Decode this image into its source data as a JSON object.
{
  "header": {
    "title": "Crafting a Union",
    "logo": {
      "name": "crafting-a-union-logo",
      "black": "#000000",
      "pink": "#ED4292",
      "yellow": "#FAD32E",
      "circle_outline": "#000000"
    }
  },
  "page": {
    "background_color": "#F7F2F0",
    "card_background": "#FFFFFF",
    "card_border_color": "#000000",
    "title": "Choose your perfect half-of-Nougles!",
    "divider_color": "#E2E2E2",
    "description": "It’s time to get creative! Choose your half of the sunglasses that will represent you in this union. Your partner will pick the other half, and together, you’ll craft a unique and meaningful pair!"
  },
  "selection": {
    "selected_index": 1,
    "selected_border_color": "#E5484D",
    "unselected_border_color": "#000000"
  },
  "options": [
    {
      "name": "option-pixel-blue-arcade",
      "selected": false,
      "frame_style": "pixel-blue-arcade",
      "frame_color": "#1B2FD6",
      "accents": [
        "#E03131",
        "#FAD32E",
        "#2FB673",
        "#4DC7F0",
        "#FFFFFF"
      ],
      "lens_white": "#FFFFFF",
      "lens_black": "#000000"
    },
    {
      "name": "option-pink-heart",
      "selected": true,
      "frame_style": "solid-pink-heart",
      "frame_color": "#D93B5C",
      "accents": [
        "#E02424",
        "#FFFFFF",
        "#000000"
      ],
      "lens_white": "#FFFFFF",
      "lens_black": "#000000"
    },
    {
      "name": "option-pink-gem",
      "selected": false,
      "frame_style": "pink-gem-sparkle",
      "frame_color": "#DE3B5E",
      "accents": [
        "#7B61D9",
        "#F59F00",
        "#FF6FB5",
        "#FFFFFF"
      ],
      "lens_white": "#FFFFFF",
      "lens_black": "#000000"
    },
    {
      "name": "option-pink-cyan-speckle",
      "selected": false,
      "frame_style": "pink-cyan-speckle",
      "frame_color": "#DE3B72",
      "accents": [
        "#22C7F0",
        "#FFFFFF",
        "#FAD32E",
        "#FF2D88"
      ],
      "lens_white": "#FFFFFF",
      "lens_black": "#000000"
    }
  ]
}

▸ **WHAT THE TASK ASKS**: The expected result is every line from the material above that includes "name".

▸ **WRITTEN RESPONSE**:
      "name": "crafting-a-union-logo",
      "name": "option-pixel-blue-arcade",
      "name": "option-pink-heart",
      "name": "option-pink-gem",
      "name": "option-pink-cyan-speckle",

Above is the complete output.